The family pet is a member of the family and it is no surprise that it can be a very emotional and contentious issue in a divorce. Pets may feel like children, but sadly, in a divorce, pets are treated as property under Florida Law.
The Court will first look at whether the pet is marital property or if it is separate personal property wholly owned by one spouse. Generally, if one spouse individually had the pet prior to the marriage, then it is likely that ownership of the pet will be with that spouse. If the pet was acquired and shared by the couple, then it is considered marital property and subject to Florida’s equitable distribution process.
Just like any other asset, the Court will put a monetary value on the pet and the contributions made by each party. Contributions can include who paid for the pet, who took care of the pet, provided for the pet’s necessities, as well as each spouse’s physical and emotional health and ability to care for the pet.
It is always best to resolve all issues surrounding the family pet outside of Court, as the Court will not impose any pet visitation. If the spouses can work out an agreement without the Court’s intervention, it would be not only in their best interest, but their pet’s best interest as well.

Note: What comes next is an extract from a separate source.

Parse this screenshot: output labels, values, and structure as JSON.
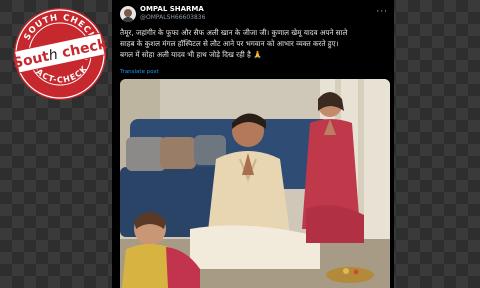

It is important to understand and look for signs of distress in the family pet, as the changes divorce brings is often an adjustment to many pets. The Court will not consider these issues and, thus, it is important for the spouses to consider their pet’s emotional health during this process.
Another important consideration is with children and their emotional and physical bond with the family pet. Therefore, consider having the pet included in the time-sharing plan to maintain consistency for the children and the family pet.